6 November 2017 (WMO) - It is very likely that 2017 will be one of the three hottest years on record, with many high-impact events including catastrophic hurricanes and floods, debilitating heatwaves and drought. Long-term indicators of climate change such as increasing carbon dioxide concentrations, sea level rise and ocean acidification continue unabated. Arctic sea ice coverage remains below average and previously stable Antarctic sea ice extent was at or near a record low.
Climate-related disasters are a major driver for global hunger. This factsheet provides an overview of how the major 2017 disasters have impacted people's food insecurity and what WFP has been doing to help.
Un rapport de l'OMM met en évidence les répercussions sur la santé humaine, la qualité de vie et l'environnement
United Nations-Coordinated Appeals
As of 30 September, United Nations-coordinated appeals (Humanitarian Response Plans, Refugee Response Plans and flash appeals) within the Global Humanitarian Overview require US$24.2 billion to meet the humanitarian needs of 104.1 million crisis-affected people in 39 countries. The appeals are funded at $10.4 billion, leaving a shortfall of $13.8 billion.
The 2015-2016 El Niño phenomenon has been one of the strongest on record, affecting deeply the lives and livelihoods of more than 60 million people across 40 countries. It has devastated crops and killed livestock, in some cases dried up water-sources in others caused massive flooding, driven up malnutrition rates, increased disease outbreaks and caused significant migration.
The Lessons Learned Portal Project is a recommendation by participants of the February 2015 Expert Forum in Antalya, Turkey, a gathering of more than 90 participants that focused on “Lessons Learned about Lessons Learned about Hydro-meteorological Disaster Risk Reduction in a Changing Climate.”
This website allows you to explore how different scenarios of global greenhouse gas emissions and adaptation to climate change could change the geography of food insecurity in developing and least-developed countries. By altering the levels of future global greenhouse gas emissions and/or the levels of adaptation, you can see how vulnerability to food insecurity changes over time, and compare and contrast these different future scenarios with each other and the present day.
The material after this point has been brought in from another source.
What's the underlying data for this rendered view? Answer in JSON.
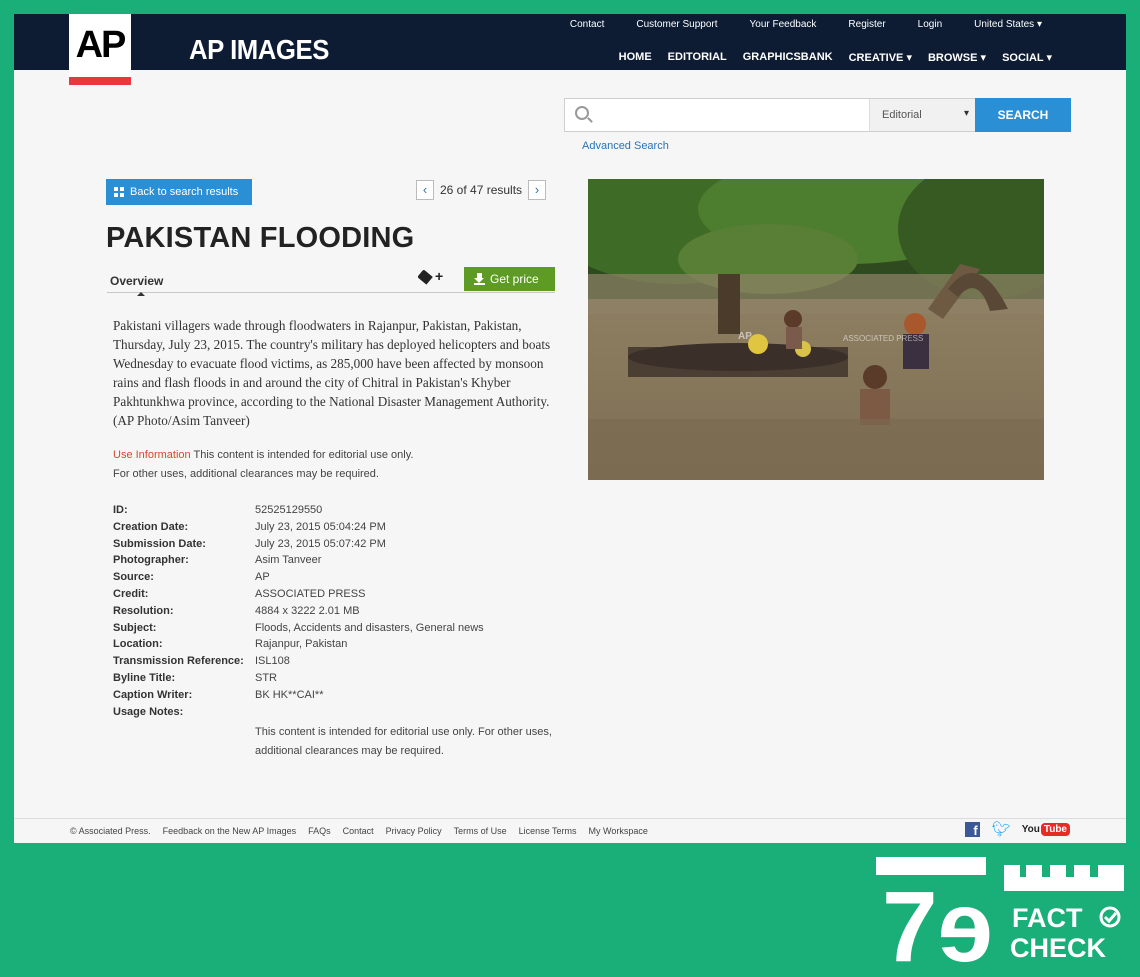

While the 2015-2016 El Niño weather event is now over, humanitarian needs continue to grow, and are not expected to peak until early 2017 as food security continues to deteriorate in many regions. WFP, working closely with partners on the ground, is rapidly scaling up life-saving operations for communities reeling from the catastrophic effects of El Niño.
Countries globally continue to experience the effects of El Niño, which include below average precipitation during the rainy season, more intense cyclones in the northwestern Pacific and potentially more frequent cyclones in the south Pacific over the coming weeks. Droughts in southern and eastern Africa and the Latin America and Caribbean region contribute to a declining food security, nutrition and health situation.
Super El Niño and climate change cause crop failures putting millions at risk of hunger
At least ten million poor people face hunger this year and next due to both droughts and erratic rains influenced by climate change and the likely development of a ‘super El Niño’.